> EXCERPTED RECORDS

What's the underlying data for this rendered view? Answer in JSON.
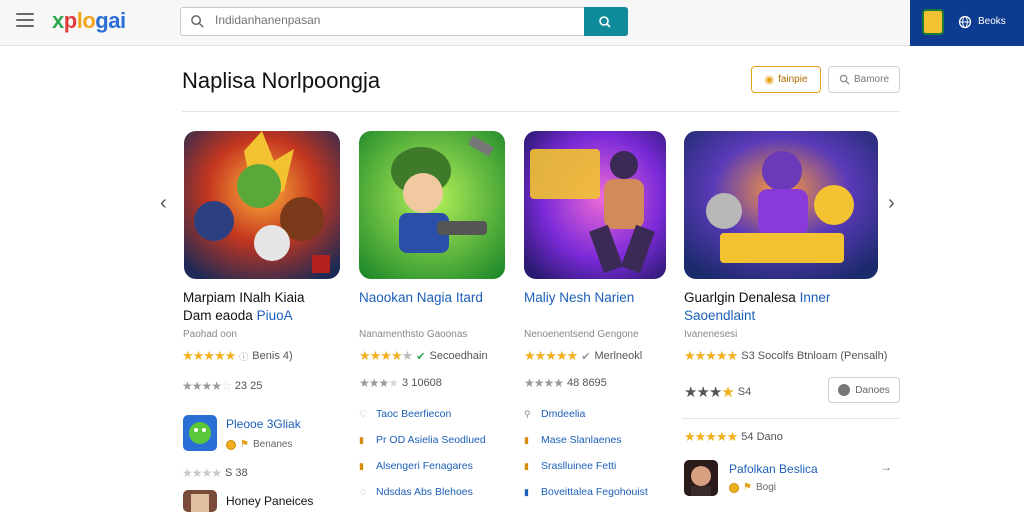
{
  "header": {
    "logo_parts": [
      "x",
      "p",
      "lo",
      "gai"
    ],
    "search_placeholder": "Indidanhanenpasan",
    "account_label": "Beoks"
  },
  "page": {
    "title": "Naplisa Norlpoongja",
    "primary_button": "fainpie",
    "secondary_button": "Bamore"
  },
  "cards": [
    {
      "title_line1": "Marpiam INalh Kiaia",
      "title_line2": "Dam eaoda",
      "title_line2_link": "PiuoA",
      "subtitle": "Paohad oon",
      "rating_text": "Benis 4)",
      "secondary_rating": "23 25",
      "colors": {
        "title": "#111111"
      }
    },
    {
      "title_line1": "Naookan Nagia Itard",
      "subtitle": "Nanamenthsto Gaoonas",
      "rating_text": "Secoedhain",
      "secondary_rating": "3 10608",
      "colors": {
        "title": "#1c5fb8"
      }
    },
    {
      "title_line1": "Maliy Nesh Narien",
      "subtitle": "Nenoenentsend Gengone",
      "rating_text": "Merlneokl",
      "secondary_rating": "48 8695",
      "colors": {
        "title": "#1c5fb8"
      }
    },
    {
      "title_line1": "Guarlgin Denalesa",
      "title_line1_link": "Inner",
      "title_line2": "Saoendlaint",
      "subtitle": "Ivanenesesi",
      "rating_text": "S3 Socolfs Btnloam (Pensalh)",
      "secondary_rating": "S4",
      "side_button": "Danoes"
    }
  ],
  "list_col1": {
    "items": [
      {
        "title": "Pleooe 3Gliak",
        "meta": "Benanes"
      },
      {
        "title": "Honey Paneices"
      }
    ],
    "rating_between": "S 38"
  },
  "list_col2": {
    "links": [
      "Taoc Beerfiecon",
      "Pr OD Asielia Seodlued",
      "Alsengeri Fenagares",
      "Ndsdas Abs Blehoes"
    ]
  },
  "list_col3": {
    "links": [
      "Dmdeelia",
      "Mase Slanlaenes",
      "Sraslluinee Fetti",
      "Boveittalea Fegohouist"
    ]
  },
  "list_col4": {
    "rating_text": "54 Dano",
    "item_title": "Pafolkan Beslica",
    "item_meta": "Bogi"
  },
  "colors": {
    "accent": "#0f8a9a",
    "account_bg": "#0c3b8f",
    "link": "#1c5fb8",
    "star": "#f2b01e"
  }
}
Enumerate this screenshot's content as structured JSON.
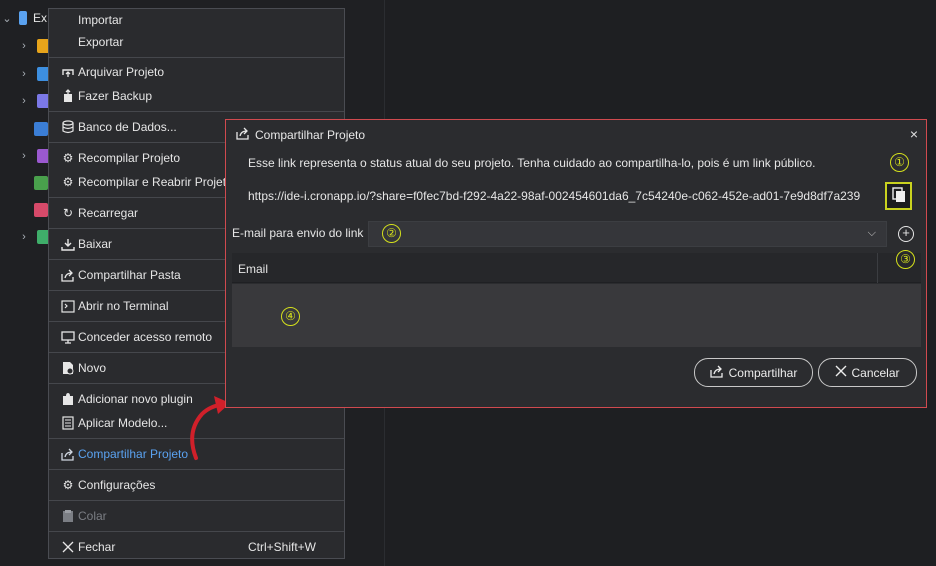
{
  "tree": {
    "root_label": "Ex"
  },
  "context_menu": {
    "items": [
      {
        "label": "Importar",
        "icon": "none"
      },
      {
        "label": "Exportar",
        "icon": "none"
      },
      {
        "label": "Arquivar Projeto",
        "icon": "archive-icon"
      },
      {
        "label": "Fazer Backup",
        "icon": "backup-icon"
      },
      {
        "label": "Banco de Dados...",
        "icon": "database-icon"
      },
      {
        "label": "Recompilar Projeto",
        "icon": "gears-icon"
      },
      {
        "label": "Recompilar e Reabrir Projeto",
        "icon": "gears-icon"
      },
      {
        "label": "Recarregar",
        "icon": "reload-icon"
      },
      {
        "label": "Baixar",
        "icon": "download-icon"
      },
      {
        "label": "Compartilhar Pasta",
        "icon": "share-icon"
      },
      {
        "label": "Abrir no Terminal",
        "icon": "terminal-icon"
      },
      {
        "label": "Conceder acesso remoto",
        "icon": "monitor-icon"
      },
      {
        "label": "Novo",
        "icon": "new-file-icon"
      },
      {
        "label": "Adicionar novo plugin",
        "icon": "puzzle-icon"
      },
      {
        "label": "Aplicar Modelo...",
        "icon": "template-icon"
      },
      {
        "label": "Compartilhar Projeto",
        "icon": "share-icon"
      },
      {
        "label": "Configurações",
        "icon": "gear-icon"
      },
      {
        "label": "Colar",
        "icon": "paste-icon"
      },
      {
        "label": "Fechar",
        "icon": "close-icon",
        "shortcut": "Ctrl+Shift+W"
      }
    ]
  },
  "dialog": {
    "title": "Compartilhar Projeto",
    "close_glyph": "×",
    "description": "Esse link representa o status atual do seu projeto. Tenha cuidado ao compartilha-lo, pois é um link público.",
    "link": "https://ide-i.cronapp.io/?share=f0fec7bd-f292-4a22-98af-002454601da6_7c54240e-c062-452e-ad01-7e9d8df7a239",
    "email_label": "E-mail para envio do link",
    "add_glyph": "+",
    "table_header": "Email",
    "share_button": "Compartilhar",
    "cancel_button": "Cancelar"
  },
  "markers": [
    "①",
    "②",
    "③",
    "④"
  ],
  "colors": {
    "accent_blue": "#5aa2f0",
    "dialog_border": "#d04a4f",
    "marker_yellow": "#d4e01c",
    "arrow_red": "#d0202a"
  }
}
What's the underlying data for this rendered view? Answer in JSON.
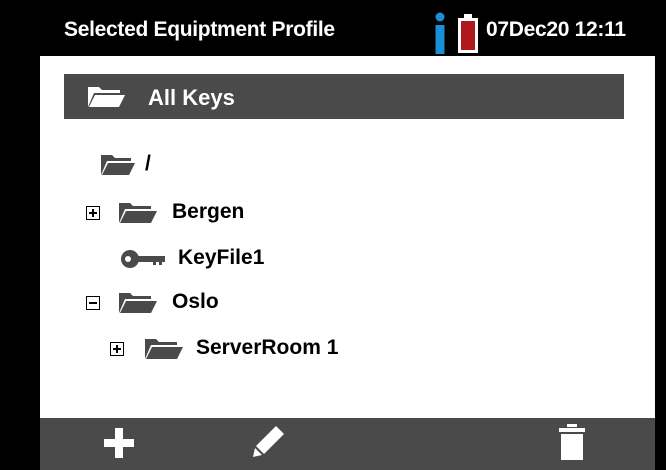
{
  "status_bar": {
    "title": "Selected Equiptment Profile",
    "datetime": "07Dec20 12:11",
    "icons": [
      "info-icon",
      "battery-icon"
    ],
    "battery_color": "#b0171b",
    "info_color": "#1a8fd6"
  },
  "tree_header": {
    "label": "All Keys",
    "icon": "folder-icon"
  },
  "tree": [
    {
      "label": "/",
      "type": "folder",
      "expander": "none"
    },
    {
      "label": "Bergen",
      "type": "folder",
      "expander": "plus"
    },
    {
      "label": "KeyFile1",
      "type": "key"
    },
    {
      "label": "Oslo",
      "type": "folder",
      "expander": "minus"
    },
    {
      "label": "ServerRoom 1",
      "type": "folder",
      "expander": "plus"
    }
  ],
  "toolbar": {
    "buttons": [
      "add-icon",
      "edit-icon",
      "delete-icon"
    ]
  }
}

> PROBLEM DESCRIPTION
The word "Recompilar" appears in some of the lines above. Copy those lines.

> EXERCISE RESULT
        "label": "Recompilar Projeto",
        "label": "Recompilar e Reabrir Projeto",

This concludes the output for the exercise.